■ WHAT YOU ARE ASKED TO DO:
Your task is to filter the data below down to the lines holding "Media".
*** INFORMATION GIVEN Section Begins ***
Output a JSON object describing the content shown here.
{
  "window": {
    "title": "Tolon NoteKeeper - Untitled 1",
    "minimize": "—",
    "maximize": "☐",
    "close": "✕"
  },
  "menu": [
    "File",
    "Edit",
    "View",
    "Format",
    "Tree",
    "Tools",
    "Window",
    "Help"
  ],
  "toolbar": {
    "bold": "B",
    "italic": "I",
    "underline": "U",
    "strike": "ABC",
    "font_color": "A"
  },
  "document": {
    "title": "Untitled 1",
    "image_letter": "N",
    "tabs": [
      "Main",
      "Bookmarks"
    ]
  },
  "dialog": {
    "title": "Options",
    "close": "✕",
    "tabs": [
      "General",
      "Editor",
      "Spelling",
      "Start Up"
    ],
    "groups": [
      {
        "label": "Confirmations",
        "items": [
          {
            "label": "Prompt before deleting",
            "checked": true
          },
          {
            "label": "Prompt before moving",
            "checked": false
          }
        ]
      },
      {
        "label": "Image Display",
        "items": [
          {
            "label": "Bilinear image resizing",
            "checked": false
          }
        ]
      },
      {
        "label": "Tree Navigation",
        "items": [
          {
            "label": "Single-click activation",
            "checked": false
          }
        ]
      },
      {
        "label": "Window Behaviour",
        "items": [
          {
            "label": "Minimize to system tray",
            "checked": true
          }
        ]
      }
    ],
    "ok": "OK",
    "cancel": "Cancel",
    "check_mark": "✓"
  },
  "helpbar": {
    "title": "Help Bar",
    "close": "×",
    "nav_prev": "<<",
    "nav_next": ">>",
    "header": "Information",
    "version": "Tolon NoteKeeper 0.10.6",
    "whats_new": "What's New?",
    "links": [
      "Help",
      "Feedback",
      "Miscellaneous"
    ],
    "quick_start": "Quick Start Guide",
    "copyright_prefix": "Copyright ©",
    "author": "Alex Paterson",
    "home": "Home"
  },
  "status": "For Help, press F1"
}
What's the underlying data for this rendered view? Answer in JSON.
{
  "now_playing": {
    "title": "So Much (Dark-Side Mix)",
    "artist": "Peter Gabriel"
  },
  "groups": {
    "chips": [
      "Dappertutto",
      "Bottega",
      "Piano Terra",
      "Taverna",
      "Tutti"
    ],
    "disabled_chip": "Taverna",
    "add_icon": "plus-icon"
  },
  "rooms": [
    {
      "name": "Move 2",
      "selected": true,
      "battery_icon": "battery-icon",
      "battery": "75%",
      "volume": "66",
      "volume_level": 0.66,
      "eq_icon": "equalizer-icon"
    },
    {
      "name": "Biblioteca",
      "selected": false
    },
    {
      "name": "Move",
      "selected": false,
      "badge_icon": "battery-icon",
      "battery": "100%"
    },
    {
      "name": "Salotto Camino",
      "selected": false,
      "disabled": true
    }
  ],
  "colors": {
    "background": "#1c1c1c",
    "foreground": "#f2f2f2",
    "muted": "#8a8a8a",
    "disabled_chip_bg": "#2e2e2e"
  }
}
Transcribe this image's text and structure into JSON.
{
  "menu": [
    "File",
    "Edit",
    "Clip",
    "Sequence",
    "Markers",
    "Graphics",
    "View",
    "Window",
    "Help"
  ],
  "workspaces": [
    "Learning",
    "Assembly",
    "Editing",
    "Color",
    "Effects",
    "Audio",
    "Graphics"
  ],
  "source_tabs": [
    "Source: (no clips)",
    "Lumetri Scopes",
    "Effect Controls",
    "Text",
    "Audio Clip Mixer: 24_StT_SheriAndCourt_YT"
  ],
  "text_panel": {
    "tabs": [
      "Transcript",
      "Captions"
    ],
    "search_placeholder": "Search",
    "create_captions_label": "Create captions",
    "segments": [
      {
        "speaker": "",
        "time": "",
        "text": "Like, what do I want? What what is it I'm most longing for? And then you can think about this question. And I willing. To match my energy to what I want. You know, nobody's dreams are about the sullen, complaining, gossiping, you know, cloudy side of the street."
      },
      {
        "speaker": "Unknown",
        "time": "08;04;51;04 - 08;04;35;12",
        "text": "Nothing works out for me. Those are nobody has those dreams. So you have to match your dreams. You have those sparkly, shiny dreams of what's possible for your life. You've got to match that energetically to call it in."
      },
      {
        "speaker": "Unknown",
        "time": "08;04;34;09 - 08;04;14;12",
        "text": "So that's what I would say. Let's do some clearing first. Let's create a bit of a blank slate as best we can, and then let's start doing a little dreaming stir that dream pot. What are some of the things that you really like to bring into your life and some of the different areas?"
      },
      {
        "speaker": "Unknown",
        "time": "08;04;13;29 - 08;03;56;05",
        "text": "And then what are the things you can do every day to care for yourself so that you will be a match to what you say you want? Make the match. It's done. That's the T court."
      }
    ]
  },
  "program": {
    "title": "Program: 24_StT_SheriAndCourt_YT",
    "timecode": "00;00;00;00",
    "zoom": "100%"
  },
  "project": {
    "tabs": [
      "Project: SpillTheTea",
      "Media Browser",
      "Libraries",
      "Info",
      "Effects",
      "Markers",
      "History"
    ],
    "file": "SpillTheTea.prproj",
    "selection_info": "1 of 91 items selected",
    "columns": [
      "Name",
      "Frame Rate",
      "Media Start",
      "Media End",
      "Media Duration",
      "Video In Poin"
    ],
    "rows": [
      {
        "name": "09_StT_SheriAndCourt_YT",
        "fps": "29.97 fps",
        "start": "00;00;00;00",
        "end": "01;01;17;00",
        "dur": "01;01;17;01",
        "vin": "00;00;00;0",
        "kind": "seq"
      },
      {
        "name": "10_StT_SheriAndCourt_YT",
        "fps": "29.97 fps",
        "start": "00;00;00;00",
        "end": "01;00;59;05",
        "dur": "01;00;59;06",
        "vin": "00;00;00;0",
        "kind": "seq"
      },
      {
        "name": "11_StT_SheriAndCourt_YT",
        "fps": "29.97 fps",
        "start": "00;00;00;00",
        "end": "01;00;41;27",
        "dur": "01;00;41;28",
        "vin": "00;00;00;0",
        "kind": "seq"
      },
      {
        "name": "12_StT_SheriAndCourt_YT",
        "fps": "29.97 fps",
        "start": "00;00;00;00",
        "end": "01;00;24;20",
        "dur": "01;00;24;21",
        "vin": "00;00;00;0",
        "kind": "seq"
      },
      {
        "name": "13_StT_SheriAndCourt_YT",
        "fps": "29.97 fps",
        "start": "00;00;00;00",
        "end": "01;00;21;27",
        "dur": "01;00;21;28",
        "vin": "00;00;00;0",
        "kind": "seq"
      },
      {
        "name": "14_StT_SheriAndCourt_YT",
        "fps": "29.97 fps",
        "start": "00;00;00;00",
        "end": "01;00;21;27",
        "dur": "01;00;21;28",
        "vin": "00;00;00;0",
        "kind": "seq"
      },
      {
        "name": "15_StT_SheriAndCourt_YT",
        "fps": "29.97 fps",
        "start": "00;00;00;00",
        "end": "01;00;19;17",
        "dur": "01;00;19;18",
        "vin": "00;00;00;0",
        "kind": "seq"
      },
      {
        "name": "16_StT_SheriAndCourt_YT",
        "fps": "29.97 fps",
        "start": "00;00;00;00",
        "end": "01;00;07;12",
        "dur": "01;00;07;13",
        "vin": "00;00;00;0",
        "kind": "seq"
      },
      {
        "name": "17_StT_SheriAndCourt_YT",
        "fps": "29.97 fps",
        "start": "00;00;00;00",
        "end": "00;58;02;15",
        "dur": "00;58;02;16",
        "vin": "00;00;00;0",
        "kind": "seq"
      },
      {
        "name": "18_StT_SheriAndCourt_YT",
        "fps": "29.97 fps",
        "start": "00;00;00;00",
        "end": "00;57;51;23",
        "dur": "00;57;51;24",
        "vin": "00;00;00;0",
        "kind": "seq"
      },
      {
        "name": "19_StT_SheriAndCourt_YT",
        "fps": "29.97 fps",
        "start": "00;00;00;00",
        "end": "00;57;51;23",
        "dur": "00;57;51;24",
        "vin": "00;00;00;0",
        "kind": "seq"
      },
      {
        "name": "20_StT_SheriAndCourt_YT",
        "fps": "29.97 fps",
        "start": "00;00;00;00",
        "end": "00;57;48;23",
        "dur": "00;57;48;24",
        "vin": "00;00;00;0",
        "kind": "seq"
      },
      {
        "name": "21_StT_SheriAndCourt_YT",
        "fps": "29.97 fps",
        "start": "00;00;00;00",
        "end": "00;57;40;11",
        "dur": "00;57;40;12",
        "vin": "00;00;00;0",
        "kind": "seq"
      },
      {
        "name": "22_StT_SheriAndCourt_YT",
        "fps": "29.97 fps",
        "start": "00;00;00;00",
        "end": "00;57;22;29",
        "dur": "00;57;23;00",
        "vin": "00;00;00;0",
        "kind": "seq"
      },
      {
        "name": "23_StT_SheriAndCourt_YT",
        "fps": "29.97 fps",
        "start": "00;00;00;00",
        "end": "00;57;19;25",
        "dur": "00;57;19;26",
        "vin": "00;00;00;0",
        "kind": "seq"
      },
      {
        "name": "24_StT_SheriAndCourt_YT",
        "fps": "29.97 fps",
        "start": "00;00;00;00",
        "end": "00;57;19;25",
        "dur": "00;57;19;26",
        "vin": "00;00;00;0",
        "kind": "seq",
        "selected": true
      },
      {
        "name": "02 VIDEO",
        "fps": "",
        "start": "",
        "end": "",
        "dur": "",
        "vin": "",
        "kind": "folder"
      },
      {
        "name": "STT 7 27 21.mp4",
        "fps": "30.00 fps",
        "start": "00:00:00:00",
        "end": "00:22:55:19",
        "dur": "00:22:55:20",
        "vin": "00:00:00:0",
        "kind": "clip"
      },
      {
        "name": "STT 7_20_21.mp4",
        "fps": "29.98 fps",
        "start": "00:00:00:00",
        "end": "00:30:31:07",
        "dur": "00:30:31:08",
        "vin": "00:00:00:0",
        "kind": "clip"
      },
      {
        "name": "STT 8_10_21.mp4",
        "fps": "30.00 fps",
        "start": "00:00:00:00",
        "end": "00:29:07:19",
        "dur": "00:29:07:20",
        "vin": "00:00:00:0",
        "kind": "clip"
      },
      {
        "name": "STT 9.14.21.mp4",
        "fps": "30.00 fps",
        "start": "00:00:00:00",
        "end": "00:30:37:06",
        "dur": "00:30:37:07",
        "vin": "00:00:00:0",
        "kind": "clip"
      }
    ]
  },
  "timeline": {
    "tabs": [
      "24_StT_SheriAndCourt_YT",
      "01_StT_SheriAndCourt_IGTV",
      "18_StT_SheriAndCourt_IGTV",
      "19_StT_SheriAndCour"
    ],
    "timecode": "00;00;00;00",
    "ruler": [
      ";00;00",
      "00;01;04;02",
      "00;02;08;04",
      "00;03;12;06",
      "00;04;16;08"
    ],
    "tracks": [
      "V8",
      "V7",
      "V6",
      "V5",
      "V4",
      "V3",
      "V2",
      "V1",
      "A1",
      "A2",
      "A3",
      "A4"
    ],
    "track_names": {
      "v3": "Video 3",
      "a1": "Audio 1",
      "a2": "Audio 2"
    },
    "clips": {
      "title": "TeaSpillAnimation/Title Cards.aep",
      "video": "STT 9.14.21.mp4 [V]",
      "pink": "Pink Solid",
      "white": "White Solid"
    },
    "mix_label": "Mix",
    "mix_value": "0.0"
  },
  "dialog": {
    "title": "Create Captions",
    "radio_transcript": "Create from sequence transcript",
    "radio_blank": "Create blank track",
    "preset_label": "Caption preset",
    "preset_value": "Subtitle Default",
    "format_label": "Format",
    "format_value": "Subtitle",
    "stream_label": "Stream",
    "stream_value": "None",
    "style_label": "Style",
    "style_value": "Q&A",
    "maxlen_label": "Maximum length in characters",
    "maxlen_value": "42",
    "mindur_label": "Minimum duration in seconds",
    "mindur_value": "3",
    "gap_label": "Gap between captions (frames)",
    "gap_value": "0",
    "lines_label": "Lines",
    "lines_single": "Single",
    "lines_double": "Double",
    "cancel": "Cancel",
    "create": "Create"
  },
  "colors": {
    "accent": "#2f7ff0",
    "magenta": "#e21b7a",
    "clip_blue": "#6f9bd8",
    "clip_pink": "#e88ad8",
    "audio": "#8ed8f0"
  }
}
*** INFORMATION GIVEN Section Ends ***
■ SOLUTION BELOW:
      "Media Browser",
      "Media Start",
      "Media End",
      "Media Duration",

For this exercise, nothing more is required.